Start of Data in this exercise

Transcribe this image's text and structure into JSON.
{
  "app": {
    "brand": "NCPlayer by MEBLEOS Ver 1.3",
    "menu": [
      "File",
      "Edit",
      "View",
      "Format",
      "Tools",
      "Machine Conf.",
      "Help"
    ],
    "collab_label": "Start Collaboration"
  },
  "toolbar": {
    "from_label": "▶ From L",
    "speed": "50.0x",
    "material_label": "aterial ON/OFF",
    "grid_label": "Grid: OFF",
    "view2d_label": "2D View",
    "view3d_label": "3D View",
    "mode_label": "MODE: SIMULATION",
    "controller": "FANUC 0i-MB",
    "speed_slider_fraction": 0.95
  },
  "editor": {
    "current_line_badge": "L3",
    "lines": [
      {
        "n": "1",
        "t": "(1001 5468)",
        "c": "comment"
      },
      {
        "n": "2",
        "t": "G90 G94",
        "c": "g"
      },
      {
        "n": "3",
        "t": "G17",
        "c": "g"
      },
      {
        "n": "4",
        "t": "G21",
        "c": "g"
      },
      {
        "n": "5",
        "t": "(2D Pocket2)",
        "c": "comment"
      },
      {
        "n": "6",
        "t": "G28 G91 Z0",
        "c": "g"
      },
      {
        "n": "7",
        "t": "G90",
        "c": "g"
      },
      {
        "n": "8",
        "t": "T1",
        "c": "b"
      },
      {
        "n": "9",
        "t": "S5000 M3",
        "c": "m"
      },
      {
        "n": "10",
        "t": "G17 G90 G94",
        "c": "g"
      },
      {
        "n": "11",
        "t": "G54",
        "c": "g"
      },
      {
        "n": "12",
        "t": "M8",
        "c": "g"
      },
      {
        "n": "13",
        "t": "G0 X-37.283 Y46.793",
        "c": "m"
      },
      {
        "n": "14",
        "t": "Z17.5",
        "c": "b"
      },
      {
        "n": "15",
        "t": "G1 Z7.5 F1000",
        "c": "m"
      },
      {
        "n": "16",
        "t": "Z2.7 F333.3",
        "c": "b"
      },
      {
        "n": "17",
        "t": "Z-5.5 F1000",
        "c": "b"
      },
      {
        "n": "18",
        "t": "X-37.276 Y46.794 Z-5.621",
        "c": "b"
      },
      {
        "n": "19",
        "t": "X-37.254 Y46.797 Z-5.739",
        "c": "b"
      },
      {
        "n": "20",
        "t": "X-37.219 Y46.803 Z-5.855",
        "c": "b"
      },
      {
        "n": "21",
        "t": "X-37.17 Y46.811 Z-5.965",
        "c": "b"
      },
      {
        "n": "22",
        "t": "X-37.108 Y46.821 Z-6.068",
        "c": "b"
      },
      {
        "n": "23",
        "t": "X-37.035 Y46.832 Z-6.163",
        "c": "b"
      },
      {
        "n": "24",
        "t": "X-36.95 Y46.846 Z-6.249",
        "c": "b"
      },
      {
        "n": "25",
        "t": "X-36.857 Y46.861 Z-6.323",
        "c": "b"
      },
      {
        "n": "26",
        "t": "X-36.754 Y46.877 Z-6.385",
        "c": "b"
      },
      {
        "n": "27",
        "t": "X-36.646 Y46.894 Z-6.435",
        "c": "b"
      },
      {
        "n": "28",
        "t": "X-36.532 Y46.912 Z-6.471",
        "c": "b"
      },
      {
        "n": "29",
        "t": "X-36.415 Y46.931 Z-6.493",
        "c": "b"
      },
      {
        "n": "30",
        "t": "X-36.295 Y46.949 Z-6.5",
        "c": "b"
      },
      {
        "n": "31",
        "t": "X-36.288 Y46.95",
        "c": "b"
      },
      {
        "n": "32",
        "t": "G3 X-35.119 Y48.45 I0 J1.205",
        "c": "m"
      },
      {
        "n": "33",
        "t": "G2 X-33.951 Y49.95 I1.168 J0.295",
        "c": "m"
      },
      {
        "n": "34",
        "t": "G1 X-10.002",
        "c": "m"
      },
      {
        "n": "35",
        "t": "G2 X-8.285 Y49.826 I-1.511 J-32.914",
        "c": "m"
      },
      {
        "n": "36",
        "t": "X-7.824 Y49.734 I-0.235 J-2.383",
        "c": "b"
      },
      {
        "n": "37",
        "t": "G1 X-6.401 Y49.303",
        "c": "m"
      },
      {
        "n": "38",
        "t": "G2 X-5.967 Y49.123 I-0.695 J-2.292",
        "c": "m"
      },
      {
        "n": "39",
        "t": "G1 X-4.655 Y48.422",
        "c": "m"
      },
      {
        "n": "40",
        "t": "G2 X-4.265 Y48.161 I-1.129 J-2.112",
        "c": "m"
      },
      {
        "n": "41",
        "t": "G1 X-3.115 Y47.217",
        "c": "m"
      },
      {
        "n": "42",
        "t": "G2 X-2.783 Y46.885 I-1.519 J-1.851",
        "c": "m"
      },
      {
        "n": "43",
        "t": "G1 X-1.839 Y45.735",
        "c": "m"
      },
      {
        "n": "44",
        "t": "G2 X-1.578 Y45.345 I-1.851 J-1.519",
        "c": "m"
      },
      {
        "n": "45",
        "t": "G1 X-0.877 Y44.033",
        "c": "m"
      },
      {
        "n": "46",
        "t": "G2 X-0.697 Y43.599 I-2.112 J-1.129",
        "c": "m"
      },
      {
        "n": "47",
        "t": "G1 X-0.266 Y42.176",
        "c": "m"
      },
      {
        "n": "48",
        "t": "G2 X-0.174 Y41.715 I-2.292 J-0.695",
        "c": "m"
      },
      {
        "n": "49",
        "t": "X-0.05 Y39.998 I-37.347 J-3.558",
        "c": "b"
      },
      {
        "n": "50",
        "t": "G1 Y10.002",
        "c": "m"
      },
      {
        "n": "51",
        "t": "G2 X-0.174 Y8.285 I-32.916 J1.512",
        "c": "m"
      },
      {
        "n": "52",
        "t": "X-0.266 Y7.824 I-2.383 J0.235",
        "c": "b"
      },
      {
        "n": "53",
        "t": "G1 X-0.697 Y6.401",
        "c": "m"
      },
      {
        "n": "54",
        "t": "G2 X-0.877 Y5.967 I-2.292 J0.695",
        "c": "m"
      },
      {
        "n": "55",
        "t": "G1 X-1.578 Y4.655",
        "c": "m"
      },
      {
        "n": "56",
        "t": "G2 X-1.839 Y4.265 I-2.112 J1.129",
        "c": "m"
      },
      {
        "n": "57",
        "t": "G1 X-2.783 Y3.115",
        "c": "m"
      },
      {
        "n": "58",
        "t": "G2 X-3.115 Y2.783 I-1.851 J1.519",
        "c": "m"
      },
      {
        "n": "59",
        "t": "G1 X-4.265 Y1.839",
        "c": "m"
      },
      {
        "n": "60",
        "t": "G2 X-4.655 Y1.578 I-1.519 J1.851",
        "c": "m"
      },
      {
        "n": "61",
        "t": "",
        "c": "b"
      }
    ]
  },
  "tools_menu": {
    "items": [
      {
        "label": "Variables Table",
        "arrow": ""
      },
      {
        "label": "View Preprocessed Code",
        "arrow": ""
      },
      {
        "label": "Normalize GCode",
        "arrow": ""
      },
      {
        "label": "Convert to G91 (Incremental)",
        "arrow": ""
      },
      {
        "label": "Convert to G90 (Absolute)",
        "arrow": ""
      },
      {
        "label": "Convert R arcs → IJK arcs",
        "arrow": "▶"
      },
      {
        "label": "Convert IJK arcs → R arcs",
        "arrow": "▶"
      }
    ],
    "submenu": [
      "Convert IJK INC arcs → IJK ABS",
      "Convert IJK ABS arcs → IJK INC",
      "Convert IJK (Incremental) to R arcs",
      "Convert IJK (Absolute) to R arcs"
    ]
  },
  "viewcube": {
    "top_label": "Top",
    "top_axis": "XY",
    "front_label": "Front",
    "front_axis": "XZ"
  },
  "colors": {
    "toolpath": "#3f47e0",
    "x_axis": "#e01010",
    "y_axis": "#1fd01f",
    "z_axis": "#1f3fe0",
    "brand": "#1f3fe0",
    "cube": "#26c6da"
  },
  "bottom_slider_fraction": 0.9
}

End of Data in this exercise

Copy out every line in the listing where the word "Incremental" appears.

        "label": "Convert to G91 (Incremental)",
      "Convert IJK (Incremental) to R arcs",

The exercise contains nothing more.